***** The data
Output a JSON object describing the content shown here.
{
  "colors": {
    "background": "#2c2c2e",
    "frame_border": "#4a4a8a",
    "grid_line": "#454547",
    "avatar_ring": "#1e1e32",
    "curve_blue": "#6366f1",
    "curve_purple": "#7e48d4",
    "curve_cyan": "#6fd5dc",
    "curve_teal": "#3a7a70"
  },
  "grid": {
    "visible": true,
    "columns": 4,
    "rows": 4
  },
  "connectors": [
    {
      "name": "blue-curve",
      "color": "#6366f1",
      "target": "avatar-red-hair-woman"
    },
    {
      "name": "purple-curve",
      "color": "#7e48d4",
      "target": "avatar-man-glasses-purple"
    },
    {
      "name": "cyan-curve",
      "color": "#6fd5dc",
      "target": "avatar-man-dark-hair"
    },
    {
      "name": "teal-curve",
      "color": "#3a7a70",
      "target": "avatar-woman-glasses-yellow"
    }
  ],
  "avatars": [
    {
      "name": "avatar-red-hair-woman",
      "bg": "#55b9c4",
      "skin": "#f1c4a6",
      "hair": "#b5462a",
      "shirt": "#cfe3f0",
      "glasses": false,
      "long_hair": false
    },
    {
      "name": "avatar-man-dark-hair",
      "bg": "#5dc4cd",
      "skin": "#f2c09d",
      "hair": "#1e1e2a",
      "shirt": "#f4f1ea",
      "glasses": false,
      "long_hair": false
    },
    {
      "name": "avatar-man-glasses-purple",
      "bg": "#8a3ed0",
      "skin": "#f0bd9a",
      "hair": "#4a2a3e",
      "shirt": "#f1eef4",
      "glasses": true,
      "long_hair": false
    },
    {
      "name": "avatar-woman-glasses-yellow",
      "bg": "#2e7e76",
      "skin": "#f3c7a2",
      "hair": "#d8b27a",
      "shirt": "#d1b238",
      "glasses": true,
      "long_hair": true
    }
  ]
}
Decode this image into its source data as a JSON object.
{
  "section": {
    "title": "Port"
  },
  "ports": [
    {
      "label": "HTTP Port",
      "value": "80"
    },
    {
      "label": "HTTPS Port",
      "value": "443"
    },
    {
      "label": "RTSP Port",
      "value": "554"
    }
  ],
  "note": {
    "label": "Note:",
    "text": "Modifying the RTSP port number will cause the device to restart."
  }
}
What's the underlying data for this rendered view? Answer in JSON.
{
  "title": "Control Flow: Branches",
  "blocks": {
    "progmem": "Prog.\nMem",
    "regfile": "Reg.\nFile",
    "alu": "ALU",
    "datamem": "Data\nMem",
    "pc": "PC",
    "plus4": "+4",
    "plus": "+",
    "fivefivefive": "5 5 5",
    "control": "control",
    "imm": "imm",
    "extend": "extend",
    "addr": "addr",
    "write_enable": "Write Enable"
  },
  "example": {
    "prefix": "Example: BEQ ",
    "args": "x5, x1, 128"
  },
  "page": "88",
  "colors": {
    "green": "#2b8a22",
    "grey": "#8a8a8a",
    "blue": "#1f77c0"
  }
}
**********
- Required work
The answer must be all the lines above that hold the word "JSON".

- Task solution
Output a JSON object describing the content shown here.
Decode this image into its source data as a JSON object.
What's the underlying data for this rendered view? Answer in JSON.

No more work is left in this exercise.